Citation: Leotti, L. A., Wager, T. D. (2010). Motivational influences on response inhibition measures. Journal of Experimental Psychology: Human Perception and Performance, 36(2): 430-47.
Psychological research has placed great emphasis on inhibitory control due to its integral role in normal
cognition and clinical disorders. The stop-signal task and associated measure--stop-signal reaction time
(SSRT)--provides a well-established paradigm for measuring response inhibition. However, motivational
influences on stop-signal performance and SSRT have not been examined. We conceptualize the
stop-signal paradigm as a decision-making task involving the trade-off between fast responding and
accurate inhibition. In 4 experiments, we demonstrate that performance trade-offs are influenced by
inherent motivational biases and explicit strategic control. As a result, SSRT was lower when participants

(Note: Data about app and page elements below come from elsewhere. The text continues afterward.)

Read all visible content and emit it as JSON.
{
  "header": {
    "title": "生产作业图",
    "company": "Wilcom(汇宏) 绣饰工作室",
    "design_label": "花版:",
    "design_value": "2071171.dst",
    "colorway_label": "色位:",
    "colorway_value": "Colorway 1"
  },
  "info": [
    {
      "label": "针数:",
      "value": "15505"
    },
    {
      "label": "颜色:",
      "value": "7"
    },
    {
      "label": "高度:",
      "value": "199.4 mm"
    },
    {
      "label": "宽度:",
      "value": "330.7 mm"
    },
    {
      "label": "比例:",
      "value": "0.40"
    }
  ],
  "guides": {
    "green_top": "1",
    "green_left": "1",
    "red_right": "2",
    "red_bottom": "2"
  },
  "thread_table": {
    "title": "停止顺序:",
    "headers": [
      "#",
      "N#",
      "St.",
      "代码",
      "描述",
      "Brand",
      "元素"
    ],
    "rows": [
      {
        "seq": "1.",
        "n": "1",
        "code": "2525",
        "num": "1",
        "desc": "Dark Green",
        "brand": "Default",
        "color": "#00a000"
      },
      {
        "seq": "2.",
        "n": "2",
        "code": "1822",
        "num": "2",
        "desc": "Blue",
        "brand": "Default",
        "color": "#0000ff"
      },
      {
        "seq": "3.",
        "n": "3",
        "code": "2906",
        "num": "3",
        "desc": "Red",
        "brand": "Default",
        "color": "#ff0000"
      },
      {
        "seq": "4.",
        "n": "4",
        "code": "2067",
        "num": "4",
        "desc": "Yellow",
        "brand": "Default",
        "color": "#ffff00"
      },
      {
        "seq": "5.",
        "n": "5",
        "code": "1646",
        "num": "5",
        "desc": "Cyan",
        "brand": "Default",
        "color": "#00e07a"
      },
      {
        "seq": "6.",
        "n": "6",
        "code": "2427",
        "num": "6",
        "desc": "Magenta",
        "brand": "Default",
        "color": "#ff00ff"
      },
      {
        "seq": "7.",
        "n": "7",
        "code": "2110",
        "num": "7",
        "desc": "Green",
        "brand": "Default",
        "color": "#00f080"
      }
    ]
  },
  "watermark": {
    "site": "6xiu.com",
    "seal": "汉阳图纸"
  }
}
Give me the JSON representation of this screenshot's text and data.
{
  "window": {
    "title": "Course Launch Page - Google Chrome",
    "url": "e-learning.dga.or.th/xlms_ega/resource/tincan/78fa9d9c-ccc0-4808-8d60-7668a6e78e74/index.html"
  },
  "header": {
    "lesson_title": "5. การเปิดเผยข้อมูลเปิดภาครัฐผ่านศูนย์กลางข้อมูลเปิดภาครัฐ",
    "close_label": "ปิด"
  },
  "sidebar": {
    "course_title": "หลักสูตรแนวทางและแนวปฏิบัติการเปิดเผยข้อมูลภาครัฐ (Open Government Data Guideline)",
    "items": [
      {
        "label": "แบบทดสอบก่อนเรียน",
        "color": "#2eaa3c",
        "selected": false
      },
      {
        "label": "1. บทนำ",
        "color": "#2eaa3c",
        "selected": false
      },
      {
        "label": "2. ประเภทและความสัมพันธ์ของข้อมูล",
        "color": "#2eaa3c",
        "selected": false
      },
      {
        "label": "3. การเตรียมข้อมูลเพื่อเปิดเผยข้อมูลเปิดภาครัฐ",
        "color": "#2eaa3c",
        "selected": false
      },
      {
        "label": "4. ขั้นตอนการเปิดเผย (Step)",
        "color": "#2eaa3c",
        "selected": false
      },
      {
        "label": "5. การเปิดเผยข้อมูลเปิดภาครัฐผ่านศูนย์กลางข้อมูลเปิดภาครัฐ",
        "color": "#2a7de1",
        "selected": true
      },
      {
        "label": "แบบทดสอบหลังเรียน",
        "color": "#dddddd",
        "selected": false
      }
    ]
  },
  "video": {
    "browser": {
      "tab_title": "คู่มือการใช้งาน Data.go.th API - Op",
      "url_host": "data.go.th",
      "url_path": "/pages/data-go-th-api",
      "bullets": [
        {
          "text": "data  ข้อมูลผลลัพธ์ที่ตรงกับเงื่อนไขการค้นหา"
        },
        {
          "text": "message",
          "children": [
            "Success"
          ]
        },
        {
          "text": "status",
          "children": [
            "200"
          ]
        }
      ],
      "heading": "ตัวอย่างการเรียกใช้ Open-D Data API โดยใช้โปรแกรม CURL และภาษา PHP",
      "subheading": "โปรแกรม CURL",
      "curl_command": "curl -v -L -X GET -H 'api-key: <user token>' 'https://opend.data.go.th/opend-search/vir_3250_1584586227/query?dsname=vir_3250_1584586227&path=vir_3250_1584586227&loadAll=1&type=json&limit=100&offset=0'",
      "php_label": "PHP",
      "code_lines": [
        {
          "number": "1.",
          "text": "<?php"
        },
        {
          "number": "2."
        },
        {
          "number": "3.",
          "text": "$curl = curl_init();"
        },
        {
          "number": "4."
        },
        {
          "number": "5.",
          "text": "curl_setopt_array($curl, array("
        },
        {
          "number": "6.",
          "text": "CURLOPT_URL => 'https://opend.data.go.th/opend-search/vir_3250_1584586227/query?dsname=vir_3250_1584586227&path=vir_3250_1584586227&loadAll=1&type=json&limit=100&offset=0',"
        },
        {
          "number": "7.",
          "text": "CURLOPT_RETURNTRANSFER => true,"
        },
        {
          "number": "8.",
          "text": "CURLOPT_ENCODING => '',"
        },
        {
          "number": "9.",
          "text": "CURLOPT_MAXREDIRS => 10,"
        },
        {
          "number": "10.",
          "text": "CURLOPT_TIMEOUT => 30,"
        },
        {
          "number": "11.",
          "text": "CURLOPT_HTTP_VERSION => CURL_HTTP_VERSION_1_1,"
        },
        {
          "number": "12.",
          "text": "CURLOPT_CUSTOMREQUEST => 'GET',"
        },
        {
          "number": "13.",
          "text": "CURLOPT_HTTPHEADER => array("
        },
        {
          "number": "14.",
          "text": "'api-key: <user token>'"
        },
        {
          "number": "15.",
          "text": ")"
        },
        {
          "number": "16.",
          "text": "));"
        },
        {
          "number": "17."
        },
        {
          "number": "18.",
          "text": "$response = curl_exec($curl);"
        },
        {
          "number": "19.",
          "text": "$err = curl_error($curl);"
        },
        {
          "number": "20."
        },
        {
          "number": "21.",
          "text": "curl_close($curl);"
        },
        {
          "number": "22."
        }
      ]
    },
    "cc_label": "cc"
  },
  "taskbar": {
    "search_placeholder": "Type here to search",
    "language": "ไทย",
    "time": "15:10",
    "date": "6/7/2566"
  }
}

favored correct stopping over fast responding than when the same participants favored fast responding
over correct stopping. We present a novel variant of the stop-signal task that uses monetary incentives
to manipulate motivated speed-accuracy trade-offs. By sampling performance at multiple-trade-off
settings, we obtain a measure of inhibitory ability that is independent of trade-off bias, and thus, more
easily interpretable when comparing across participants. We present a working theoretical model to
explain the effects of motivational context on response inhibition.